The dominant vehicle

61% of respondents use a car or other motor vehicle to get to work or go shopping. Two thirds of these do not believe they have a viable alternative, and the number of those who think they will one day be able to do without a motor vehicle has risen very little in the last five years.

Price seems to have little dissuasive influence when it comes to motor vehicles: much more effective in motivating a change in travel habits are factors like the availability of public transport and the quality of cycle routes.

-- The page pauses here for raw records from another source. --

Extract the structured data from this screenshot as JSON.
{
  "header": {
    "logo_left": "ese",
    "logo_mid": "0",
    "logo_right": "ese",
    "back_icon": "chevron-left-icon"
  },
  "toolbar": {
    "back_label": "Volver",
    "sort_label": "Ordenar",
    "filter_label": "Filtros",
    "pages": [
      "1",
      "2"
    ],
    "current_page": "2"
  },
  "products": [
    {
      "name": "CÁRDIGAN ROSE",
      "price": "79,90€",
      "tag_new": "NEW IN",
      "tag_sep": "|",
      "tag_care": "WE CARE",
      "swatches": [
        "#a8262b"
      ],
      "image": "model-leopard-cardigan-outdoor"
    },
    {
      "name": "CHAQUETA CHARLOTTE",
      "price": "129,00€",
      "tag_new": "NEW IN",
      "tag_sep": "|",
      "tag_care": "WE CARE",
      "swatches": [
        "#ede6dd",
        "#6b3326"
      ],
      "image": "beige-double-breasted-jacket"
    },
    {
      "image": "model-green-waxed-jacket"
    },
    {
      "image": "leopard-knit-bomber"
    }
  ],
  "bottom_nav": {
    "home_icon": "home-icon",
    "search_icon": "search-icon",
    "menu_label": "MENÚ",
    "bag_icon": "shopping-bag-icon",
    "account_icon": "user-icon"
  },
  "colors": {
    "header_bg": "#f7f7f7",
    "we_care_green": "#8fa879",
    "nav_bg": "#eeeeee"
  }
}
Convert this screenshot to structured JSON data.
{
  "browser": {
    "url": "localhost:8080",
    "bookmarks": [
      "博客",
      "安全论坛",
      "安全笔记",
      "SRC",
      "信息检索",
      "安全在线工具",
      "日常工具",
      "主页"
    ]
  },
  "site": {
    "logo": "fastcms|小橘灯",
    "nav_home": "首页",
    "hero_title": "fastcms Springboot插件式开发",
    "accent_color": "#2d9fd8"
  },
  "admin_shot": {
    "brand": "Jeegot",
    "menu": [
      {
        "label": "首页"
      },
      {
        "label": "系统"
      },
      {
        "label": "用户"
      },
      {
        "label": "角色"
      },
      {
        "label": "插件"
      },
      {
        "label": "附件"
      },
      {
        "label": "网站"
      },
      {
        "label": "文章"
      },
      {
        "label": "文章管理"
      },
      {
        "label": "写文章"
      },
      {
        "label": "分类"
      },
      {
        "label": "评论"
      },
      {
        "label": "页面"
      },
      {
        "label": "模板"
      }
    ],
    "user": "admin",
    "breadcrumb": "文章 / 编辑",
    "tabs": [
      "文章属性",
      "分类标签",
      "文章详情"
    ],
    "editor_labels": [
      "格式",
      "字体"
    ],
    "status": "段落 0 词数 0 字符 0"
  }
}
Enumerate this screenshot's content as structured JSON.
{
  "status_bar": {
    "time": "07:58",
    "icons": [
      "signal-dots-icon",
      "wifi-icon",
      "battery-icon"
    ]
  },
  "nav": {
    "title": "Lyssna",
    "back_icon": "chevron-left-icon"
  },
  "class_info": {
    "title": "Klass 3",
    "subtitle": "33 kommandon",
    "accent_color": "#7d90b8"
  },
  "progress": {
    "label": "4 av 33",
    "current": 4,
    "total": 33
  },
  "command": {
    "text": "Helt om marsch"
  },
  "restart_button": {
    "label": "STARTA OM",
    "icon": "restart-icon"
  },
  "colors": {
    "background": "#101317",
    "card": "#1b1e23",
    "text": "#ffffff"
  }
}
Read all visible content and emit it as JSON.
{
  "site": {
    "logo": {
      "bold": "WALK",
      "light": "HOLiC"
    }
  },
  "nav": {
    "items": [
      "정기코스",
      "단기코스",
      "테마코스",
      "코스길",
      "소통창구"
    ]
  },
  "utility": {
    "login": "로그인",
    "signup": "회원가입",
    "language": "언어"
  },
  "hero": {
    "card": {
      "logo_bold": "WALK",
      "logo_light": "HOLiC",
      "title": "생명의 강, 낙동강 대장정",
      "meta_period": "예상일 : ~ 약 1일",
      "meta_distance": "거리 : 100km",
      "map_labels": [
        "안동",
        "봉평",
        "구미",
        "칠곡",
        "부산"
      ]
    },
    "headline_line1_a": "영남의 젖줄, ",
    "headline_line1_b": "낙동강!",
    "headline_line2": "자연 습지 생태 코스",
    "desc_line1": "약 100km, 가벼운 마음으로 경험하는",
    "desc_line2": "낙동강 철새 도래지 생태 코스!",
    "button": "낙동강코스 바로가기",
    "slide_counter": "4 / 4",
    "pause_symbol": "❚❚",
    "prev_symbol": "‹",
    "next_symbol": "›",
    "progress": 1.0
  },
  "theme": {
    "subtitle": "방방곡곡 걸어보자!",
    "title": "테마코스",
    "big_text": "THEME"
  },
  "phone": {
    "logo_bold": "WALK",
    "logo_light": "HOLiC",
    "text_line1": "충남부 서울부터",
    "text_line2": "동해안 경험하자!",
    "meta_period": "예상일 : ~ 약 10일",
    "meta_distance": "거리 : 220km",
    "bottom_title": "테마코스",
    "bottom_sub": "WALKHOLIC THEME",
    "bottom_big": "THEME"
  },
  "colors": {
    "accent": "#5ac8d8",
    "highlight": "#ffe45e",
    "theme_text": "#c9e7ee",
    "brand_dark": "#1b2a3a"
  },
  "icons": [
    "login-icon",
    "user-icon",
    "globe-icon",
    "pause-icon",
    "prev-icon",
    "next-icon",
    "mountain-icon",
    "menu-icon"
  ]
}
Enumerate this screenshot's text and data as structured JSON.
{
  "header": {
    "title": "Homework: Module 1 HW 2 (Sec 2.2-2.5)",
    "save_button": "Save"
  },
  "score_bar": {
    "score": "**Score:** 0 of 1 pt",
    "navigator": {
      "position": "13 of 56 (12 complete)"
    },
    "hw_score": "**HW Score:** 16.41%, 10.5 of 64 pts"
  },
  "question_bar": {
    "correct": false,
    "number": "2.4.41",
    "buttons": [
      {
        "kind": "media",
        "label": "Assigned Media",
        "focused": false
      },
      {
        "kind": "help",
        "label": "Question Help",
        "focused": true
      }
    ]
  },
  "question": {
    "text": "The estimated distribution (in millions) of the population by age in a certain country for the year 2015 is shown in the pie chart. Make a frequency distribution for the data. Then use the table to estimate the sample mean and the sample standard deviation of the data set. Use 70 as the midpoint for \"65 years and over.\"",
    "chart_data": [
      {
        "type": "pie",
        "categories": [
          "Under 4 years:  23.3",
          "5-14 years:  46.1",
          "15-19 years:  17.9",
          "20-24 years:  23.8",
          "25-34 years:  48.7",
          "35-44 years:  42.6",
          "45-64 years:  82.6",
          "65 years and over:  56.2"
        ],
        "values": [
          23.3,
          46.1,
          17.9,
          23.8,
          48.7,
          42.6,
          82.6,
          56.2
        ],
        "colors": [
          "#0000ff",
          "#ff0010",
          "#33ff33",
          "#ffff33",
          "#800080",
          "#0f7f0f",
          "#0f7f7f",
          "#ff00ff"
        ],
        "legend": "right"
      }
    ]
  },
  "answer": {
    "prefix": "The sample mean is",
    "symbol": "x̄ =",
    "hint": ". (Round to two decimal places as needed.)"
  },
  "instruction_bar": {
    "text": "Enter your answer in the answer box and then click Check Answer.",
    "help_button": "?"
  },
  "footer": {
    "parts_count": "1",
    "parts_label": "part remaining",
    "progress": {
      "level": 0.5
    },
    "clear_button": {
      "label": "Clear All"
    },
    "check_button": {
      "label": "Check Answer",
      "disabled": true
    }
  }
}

Cycling is still a very marginal activity, with only 1% of French citizens traveling to work or doing their shopping by bike.